═════ DATASET RECORDS ═════
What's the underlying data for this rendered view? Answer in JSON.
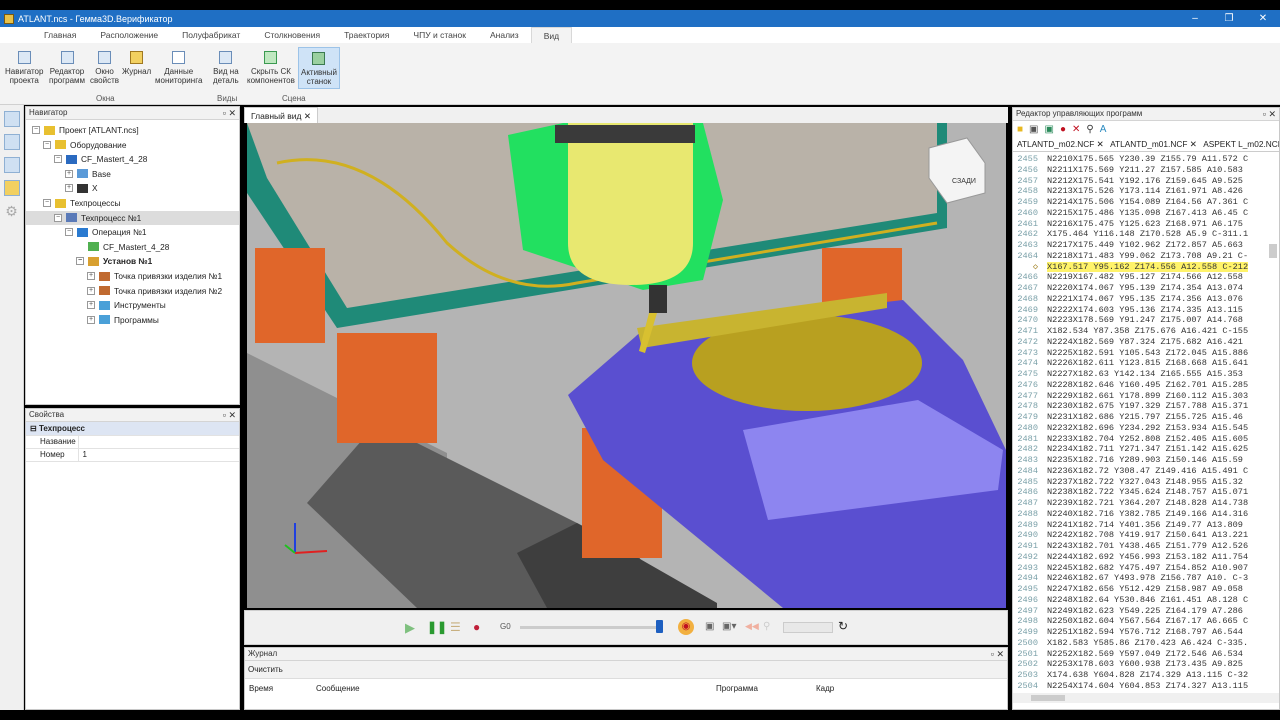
{
  "window": {
    "title": "ATLANT.ncs - Гемма3D.Верификатор",
    "controls": [
      "–",
      "❐",
      "✕"
    ]
  },
  "menu_tabs": [
    "Главная",
    "Расположение",
    "Полуфабрикат",
    "Столкновения",
    "Траектория",
    "ЧПУ и станок",
    "Анализ",
    "Вид"
  ],
  "ribbon": {
    "buttons": [
      {
        "l1": "Навигатор",
        "l2": "проекта"
      },
      {
        "l1": "Редактор",
        "l2": "программ"
      },
      {
        "l1": "Окно",
        "l2": "свойств"
      },
      {
        "l1": "Журнал",
        "l2": ""
      },
      {
        "l1": "Данные",
        "l2": "мониторинга"
      },
      {
        "l1": "Вид на",
        "l2": "деталь"
      },
      {
        "l1": "Скрыть СК",
        "l2": "компонентов"
      },
      {
        "l1": "Активный",
        "l2": "станок"
      }
    ],
    "groups": [
      "Окна",
      "Виды",
      "Сцена"
    ]
  },
  "navigator": {
    "title": "Навигатор",
    "items": [
      {
        "label": "Проект [ATLANT.ncs]",
        "level": 0,
        "exp": "−",
        "icon": "folder"
      },
      {
        "label": "Оборудование",
        "level": 1,
        "exp": "−",
        "icon": "folder"
      },
      {
        "label": "CF_Mastert_4_28",
        "level": 2,
        "exp": "−",
        "icon": "machine"
      },
      {
        "label": "Base",
        "level": 3,
        "exp": "+",
        "icon": "base"
      },
      {
        "label": "X",
        "level": 3,
        "exp": "+",
        "icon": "axis"
      },
      {
        "label": "Техпроцессы",
        "level": 1,
        "exp": "−",
        "icon": "folder"
      },
      {
        "label": "Техпроцесс №1",
        "level": 2,
        "exp": "−",
        "icon": "gears",
        "selected": true
      },
      {
        "label": "Операция №1",
        "level": 3,
        "exp": "−",
        "icon": "gear"
      },
      {
        "label": "CF_Mastert_4_28",
        "level": 4,
        "exp": "",
        "icon": "machine-green"
      },
      {
        "label": "Установ №1",
        "level": 4,
        "exp": "−",
        "icon": "setup",
        "bold": true
      },
      {
        "label": "Точка привязки изделия №1",
        "level": 5,
        "exp": "+",
        "icon": "point"
      },
      {
        "label": "Точка привязки изделия №2",
        "level": 5,
        "exp": "+",
        "icon": "point"
      },
      {
        "label": "Инструменты",
        "level": 5,
        "exp": "+",
        "icon": "bfolder"
      },
      {
        "label": "Программы",
        "level": 5,
        "exp": "+",
        "icon": "bfolder"
      }
    ]
  },
  "properties": {
    "title": "Свойства",
    "section": "Техпроцесс",
    "rows": [
      {
        "name": "Название",
        "value": ""
      },
      {
        "name": "Номер",
        "value": "1"
      }
    ]
  },
  "view": {
    "tab": "Главный вид",
    "cube_label": "СЗАДИ"
  },
  "player": {
    "progress": 1.0
  },
  "journal": {
    "title": "Журнал",
    "clear": "Очистить",
    "columns": [
      "Время",
      "Сообщение",
      "Программа",
      "Кадр"
    ]
  },
  "editor": {
    "title": "Редактор управляющих программ",
    "tabs": [
      "ATLANTD_m02.NCF",
      "ATLANTD_m01.NCF",
      "ASPEKT L_m02.NCF"
    ],
    "first_line": 2455,
    "highlight_index": 10,
    "lines": [
      "N2210X175.565 Y230.39 Z155.79 A11.572 C",
      "N2211X175.569 Y211.27 Z157.585 A10.583",
      "N2212X175.541 Y192.176 Z159.645 A9.525",
      "N2213X175.526 Y173.114 Z161.971 A8.426",
      "N2214X175.506 Y154.089 Z164.56 A7.361 C",
      "N2215X175.486 Y135.098 Z167.413 A6.45 C",
      "N2216X175.475 Y125.623 Z168.971 A6.175",
      "X175.464 Y116.148 Z170.528 A5.9 C-311.1",
      "N2217X175.449 Y102.962 Z172.857 A5.663",
      "N2218X171.483 Y99.062 Z173.708 A9.21 C-",
      "X167.517 Y95.162 Z174.556 A12.558 C-212",
      "N2219X167.482 Y95.127 Z174.566 A12.558",
      "N2220X174.067 Y95.139 Z174.354 A13.074",
      "N2221X174.067 Y95.135 Z174.356 A13.076",
      "N2222X174.603 Y95.136 Z174.335 A13.115",
      "N2223X178.569 Y91.247 Z175.007 A14.768",
      "X182.534 Y87.358 Z175.676 A16.421 C-155",
      "N2224X182.569 Y87.324 Z175.682 A16.421",
      "N2225X182.591 Y105.543 Z172.045 A15.886",
      "N2226X182.611 Y123.815 Z168.668 A15.641",
      "N2227X182.63 Y142.134 Z165.555 A15.353",
      "N2228X182.646 Y160.495 Z162.701 A15.285",
      "N2229X182.661 Y178.899 Z160.112 A15.303",
      "N2230X182.675 Y197.329 Z157.788 A15.371",
      "N2231X182.686 Y215.797 Z155.725 A15.46",
      "N2232X182.696 Y234.292 Z153.934 A15.545",
      "N2233X182.704 Y252.808 Z152.405 A15.605",
      "N2234X182.711 Y271.347 Z151.142 A15.625",
      "N2235X182.716 Y289.903 Z150.146 A15.59",
      "N2236X182.72 Y308.47 Z149.416 A15.491 C",
      "N2237X182.722 Y327.043 Z148.955 A15.32",
      "N2238X182.722 Y345.624 Z148.757 A15.071",
      "N2239X182.721 Y364.207 Z148.828 A14.738",
      "N2240X182.716 Y382.785 Z149.166 A14.316",
      "N2241X182.714 Y401.356 Z149.77 A13.809",
      "N2242X182.708 Y419.917 Z150.641 A13.221",
      "N2243X182.701 Y438.465 Z151.779 A12.526",
      "N2244X182.692 Y456.993 Z153.182 A11.754",
      "N2245X182.682 Y475.497 Z154.852 A10.907",
      "N2246X182.67 Y493.978 Z156.787 A10. C-3",
      "N2247X182.656 Y512.429 Z158.987 A9.058",
      "N2248X182.64 Y530.846 Z161.451 A8.128 C",
      "N2249X182.623 Y549.225 Z164.179 A7.286",
      "N2250X182.604 Y567.564 Z167.17 A6.665 C",
      "N2251X182.594 Y576.712 Z168.797 A6.544",
      "X182.583 Y585.86 Z170.423 A6.424 C-335.",
      "N2252X182.569 Y597.049 Z172.546 A6.534",
      "N2253X178.603 Y600.938 Z173.435 A9.825",
      "X174.638 Y604.828 Z174.329 A13.115 C-32",
      "N2254X174.604 Y604.853 Z174.327 A13.115"
    ]
  },
  "colors": {
    "titlebar": "#1f6fc4",
    "highlight": "#fff36a",
    "slab": "#1f8a78",
    "support": "#e0662a",
    "block": "#5a4fd0",
    "spindle": "#e8e870",
    "head": "#22e060"
  }
}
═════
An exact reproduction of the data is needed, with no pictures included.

» **EXERCISE RESULT**:
What's the underlying data for this rendered view? Answer in JSON.
{
  "window": {
    "title": "ATLANT.ncs - Гемма3D.Верификатор",
    "controls": [
      "–",
      "❐",
      "✕"
    ]
  },
  "menu_tabs": [
    "Главная",
    "Расположение",
    "Полуфабрикат",
    "Столкновения",
    "Траектория",
    "ЧПУ и станок",
    "Анализ",
    "Вид"
  ],
  "ribbon": {
    "buttons": [
      {
        "l1": "Навигатор",
        "l2": "проекта"
      },
      {
        "l1": "Редактор",
        "l2": "программ"
      },
      {
        "l1": "Окно",
        "l2": "свойств"
      },
      {
        "l1": "Журнал",
        "l2": ""
      },
      {
        "l1": "Данные",
        "l2": "мониторинга"
      },
      {
        "l1": "Вид на",
        "l2": "деталь"
      },
      {
        "l1": "Скрыть СК",
        "l2": "компонентов"
      },
      {
        "l1": "Активный",
        "l2": "станок"
      }
    ],
    "groups": [
      "Окна",
      "Виды",
      "Сцена"
    ]
  },
  "navigator": {
    "title": "Навигатор",
    "items": [
      {
        "label": "Проект [ATLANT.ncs]",
        "level": 0,
        "exp": "−",
        "icon": "folder"
      },
      {
        "label": "Оборудование",
        "level": 1,
        "exp": "−",
        "icon": "folder"
      },
      {
        "label": "CF_Mastert_4_28",
        "level": 2,
        "exp": "−",
        "icon": "machine"
      },
      {
        "label": "Base",
        "level": 3,
        "exp": "+",
        "icon": "base"
      },
      {
        "label": "X",
        "level": 3,
        "exp": "+",
        "icon": "axis"
      },
      {
        "label": "Техпроцессы",
        "level": 1,
        "exp": "−",
        "icon": "folder"
      },
      {
        "label": "Техпроцесс №1",
        "level": 2,
        "exp": "−",
        "icon": "gears",
        "selected": true
      },
      {
        "label": "Операция №1",
        "level": 3,
        "exp": "−",
        "icon": "gear"
      },
      {
        "label": "CF_Mastert_4_28",
        "level": 4,
        "exp": "",
        "icon": "machine-green"
      },
      {
        "label": "Установ №1",
        "level": 4,
        "exp": "−",
        "icon": "setup",
        "bold": true
      },
      {
        "label": "Точка привязки изделия №1",
        "level": 5,
        "exp": "+",
        "icon": "point"
      },
      {
        "label": "Точка привязки изделия №2",
        "level": 5,
        "exp": "+",
        "icon": "point"
      },
      {
        "label": "Инструменты",
        "level": 5,
        "exp": "+",
        "icon": "bfolder"
      },
      {
        "label": "Программы",
        "level": 5,
        "exp": "+",
        "icon": "bfolder"
      }
    ]
  },
  "properties": {
    "title": "Свойства",
    "section": "Техпроцесс",
    "rows": [
      {
        "name": "Название",
        "value": ""
      },
      {
        "name": "Номер",
        "value": "1"
      }
    ]
  },
  "view": {
    "tab": "Главный вид",
    "cube_label": "СЗАДИ"
  },
  "player": {
    "progress": 1.0
  },
  "journal": {
    "title": "Журнал",
    "clear": "Очистить",
    "columns": [
      "Время",
      "Сообщение",
      "Программа",
      "Кадр"
    ]
  },
  "editor": {
    "title": "Редактор управляющих программ",
    "tabs": [
      "ATLANTD_m02.NCF",
      "ATLANTD_m01.NCF",
      "ASPEKT L_m02.NCF"
    ],
    "first_line": 2455,
    "highlight_index": 10,
    "lines": [
      "N2210X175.565 Y230.39 Z155.79 A11.572 C",
      "N2211X175.569 Y211.27 Z157.585 A10.583",
      "N2212X175.541 Y192.176 Z159.645 A9.525",
      "N2213X175.526 Y173.114 Z161.971 A8.426",
      "N2214X175.506 Y154.089 Z164.56 A7.361 C",
      "N2215X175.486 Y135.098 Z167.413 A6.45 C",
      "N2216X175.475 Y125.623 Z168.971 A6.175",
      "X175.464 Y116.148 Z170.528 A5.9 C-311.1",
      "N2217X175.449 Y102.962 Z172.857 A5.663",
      "N2218X171.483 Y99.062 Z173.708 A9.21 C-",
      "X167.517 Y95.162 Z174.556 A12.558 C-212",
      "N2219X167.482 Y95.127 Z174.566 A12.558",
      "N2220X174.067 Y95.139 Z174.354 A13.074",
      "N2221X174.067 Y95.135 Z174.356 A13.076",
      "N2222X174.603 Y95.136 Z174.335 A13.115",
      "N2223X178.569 Y91.247 Z175.007 A14.768",
      "X182.534 Y87.358 Z175.676 A16.421 C-155",
      "N2224X182.569 Y87.324 Z175.682 A16.421",
      "N2225X182.591 Y105.543 Z172.045 A15.886",
      "N2226X182.611 Y123.815 Z168.668 A15.641",
      "N2227X182.63 Y142.134 Z165.555 A15.353",
      "N2228X182.646 Y160.495 Z162.701 A15.285",
      "N2229X182.661 Y178.899 Z160.112 A15.303",
      "N2230X182.675 Y197.329 Z157.788 A15.371",
      "N2231X182.686 Y215.797 Z155.725 A15.46",
      "N2232X182.696 Y234.292 Z153.934 A15.545",
      "N2233X182.704 Y252.808 Z152.405 A15.605",
      "N2234X182.711 Y271.347 Z151.142 A15.625",
      "N2235X182.716 Y289.903 Z150.146 A15.59",
      "N2236X182.72 Y308.47 Z149.416 A15.491 C",
      "N2237X182.722 Y327.043 Z148.955 A15.32",
      "N2238X182.722 Y345.624 Z148.757 A15.071",
      "N2239X182.721 Y364.207 Z148.828 A14.738",
      "N2240X182.716 Y382.785 Z149.166 A14.316",
      "N2241X182.714 Y401.356 Z149.77 A13.809",
      "N2242X182.708 Y419.917 Z150.641 A13.221",
      "N2243X182.701 Y438.465 Z151.779 A12.526",
      "N2244X182.692 Y456.993 Z153.182 A11.754",
      "N2245X182.682 Y475.497 Z154.852 A10.907",
      "N2246X182.67 Y493.978 Z156.787 A10. C-3",
      "N2247X182.656 Y512.429 Z158.987 A9.058",
      "N2248X182.64 Y530.846 Z161.451 A8.128 C",
      "N2249X182.623 Y549.225 Z164.179 A7.286",
      "N2250X182.604 Y567.564 Z167.17 A6.665 C",
      "N2251X182.594 Y576.712 Z168.797 A6.544",
      "X182.583 Y585.86 Z170.423 A6.424 C-335.",
      "N2252X182.569 Y597.049 Z172.546 A6.534",
      "N2253X178.603 Y600.938 Z173.435 A9.825",
      "X174.638 Y604.828 Z174.329 A13.115 C-32",
      "N2254X174.604 Y604.853 Z174.327 A13.115"
    ]
  },
  "colors": {
    "titlebar": "#1f6fc4",
    "highlight": "#fff36a",
    "slab": "#1f8a78",
    "support": "#e0662a",
    "block": "#5a4fd0",
    "spindle": "#e8e870",
    "head": "#22e060"
  }
}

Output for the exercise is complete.